- _Your goal_:
Please read the records below and return each line holding the string "Wizard".

- _Provided records_:
+-------+

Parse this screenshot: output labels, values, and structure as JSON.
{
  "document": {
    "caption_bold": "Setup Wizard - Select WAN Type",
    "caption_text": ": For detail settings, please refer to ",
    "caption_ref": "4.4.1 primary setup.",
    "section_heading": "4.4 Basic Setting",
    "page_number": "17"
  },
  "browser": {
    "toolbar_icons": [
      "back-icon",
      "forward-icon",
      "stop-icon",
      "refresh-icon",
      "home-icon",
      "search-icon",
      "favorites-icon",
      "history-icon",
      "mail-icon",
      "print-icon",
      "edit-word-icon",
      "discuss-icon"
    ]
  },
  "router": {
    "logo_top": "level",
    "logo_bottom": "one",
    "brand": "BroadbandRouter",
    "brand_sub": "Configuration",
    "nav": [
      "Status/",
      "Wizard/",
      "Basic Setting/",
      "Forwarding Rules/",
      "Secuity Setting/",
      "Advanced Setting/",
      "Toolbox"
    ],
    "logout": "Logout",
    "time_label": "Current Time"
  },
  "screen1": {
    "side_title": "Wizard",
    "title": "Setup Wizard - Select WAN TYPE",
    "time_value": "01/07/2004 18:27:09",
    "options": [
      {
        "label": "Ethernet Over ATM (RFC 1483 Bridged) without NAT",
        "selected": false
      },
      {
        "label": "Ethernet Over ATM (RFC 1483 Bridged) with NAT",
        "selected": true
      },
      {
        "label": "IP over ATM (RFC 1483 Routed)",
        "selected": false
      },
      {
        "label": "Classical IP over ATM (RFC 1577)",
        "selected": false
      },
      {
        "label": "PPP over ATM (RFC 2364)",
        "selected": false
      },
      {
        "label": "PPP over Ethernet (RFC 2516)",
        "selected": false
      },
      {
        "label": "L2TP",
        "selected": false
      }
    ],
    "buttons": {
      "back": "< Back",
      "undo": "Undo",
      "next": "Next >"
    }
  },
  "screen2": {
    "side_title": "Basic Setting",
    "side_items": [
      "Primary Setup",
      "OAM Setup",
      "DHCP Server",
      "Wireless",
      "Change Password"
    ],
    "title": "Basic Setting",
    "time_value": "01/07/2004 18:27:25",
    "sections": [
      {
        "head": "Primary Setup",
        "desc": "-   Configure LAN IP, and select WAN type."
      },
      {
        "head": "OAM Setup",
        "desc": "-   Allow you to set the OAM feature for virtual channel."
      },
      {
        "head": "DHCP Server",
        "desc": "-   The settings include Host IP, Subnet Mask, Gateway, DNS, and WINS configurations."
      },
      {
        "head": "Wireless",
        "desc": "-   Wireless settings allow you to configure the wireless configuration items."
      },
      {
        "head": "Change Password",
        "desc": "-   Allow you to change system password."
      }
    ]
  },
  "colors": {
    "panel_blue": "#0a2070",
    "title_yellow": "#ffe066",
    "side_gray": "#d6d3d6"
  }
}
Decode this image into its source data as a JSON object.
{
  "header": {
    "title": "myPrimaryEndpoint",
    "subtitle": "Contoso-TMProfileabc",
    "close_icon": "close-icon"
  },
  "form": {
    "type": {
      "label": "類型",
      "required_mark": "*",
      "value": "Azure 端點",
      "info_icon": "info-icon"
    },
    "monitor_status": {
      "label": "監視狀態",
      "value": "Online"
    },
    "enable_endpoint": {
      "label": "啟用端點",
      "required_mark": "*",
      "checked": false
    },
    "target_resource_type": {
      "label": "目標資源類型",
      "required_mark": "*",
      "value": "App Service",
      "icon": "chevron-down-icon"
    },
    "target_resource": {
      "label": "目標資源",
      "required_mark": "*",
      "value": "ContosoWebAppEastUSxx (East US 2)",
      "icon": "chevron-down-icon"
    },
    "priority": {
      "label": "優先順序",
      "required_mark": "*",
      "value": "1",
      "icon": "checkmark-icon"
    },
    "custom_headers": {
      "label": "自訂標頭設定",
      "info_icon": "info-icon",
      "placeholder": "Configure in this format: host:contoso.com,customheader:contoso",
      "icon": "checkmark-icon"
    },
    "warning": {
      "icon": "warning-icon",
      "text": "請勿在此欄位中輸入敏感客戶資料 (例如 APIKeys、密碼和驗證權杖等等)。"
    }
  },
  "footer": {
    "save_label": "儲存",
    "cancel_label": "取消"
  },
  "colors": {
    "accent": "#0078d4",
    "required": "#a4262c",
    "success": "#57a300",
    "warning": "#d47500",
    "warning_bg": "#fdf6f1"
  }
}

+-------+

- _Result_:
    "caption_bold": "Setup Wizard - Select WAN Type",
      "Wizard/",
    "side_title": "Wizard",
    "title": "Setup Wizard - Select WAN TYPE",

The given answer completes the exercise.